by Ben Pua (Singapore)
“A business idea never hits the spot the first time around.” That was my biggest take away from this short and concise experience. 13 weeks was all it took for me and my group of friends to start from the generation of the idea and putting the business into the industry and out again. Short, but it was fruitfully lined with experience.
Talentsport came to life with 4 budding and hopeful undergraduates in anticipation to carve a business out of their passion. However soon after the inception of the idea, one founder had to leave the partnership for other more pressing commitments. Even before we had a chance of working on the idea, we now stare at our first setback right in the face: Manpower. Now with only 3, the going is only going to get tougher. In addition, starting a business from no experience and no links within the Industry was laughing matter. That would mean a lot more ground work for all of us, so it was back to the drawing board.

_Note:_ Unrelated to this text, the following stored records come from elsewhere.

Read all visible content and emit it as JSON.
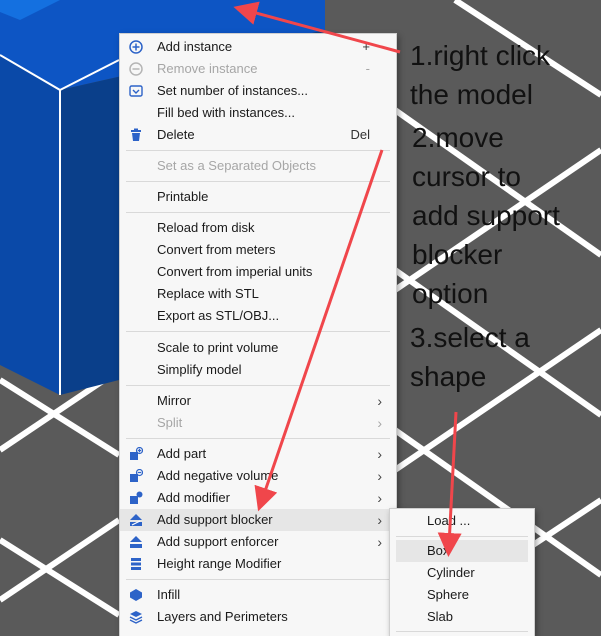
{
  "context_menu": {
    "items": [
      {
        "label": "Add instance",
        "shortcut": "+",
        "icon": "plus-circle-icon"
      },
      {
        "label": "Remove instance",
        "shortcut": "-",
        "icon": "minus-circle-icon",
        "disabled": true
      },
      {
        "label": "Set number of instances...",
        "icon": "instances-icon"
      },
      {
        "label": "Fill bed with instances..."
      },
      {
        "label": "Delete",
        "shortcut": "Del",
        "icon": "trash-icon"
      },
      {
        "label": "Set as a Separated Objects",
        "disabled": true
      },
      {
        "label": "Printable"
      },
      {
        "label": "Reload from disk"
      },
      {
        "label": "Convert from meters"
      },
      {
        "label": "Convert from imperial units"
      },
      {
        "label": "Replace with STL"
      },
      {
        "label": "Export as STL/OBJ..."
      },
      {
        "label": "Scale to print volume"
      },
      {
        "label": "Simplify model"
      },
      {
        "label": "Mirror",
        "submenu": true
      },
      {
        "label": "Split",
        "submenu": true,
        "disabled": true
      },
      {
        "label": "Add part",
        "submenu": true,
        "icon": "add-part-icon"
      },
      {
        "label": "Add negative volume",
        "submenu": true,
        "icon": "negative-volume-icon"
      },
      {
        "label": "Add modifier",
        "submenu": true,
        "icon": "modifier-icon"
      },
      {
        "label": "Add support blocker",
        "submenu": true,
        "icon": "support-blocker-icon",
        "highlighted": true
      },
      {
        "label": "Add support enforcer",
        "submenu": true,
        "icon": "support-enforcer-icon"
      },
      {
        "label": "Height range Modifier",
        "icon": "height-range-icon"
      },
      {
        "label": "Infill",
        "icon": "infill-icon"
      },
      {
        "label": "Layers and Perimeters",
        "icon": "layers-icon"
      }
    ]
  },
  "submenu": {
    "items": [
      {
        "label": "Load ..."
      },
      {
        "label": "Box",
        "highlighted": true
      },
      {
        "label": "Cylinder"
      },
      {
        "label": "Sphere"
      },
      {
        "label": "Slab"
      }
    ]
  },
  "annotations": {
    "step1": "1.right click\nthe model",
    "step2": "2.move\ncursor to\nadd support\nblocker\noption",
    "step3": "3.select a\nshape"
  },
  "colors": {
    "arrow": "#f0464b",
    "model_front": "#0a3f8a",
    "model_top": "#0d55c4",
    "bed": "#5a5a5a",
    "icon_blue": "#2d63c8"
  }
}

Armed with nothing but our passion and guts, we ventured out beyond the textbooks and into the real world; a real world where theories are nothing but waste paper and that no perception is more right than the market itself. Just as any passionate uninitiated entrepreneur would definitely believe that their initial plan was workable and the best, we were a little more conservative and we were looking at a moderate penetration of 30%. However, little did we expect our meeting with the cold hard truth of reality so fast. Rejection.
Rejection was the immediate. We visited schools hoping to use them as a form of distribution channel but were hastily chased away like we were some form contagious disease. Notwithstanding the conservative estimates, we were totally beaten by the market. And it was back to the drawing board again!
Further along the way of our little 13 week experience, we encountered further setbacks and we kept returning to the drawing board but staying true to the core business concept. Having a smaller team to work on this business was really both a boon and a bane. I realised that we were able to jump from idea to idea and modify the business swiftly and capitalise on the lessons we learnt from the setbacks. At the very end, I realised that although we tried to stick to the core concept, we ended up taking a whole different approach to achieve it.
At the end, it’s never about pride of the initial idea, but its all about using any feasible method to get the business off the ground. And you might notice how differently the business is taking off from what you initially expect.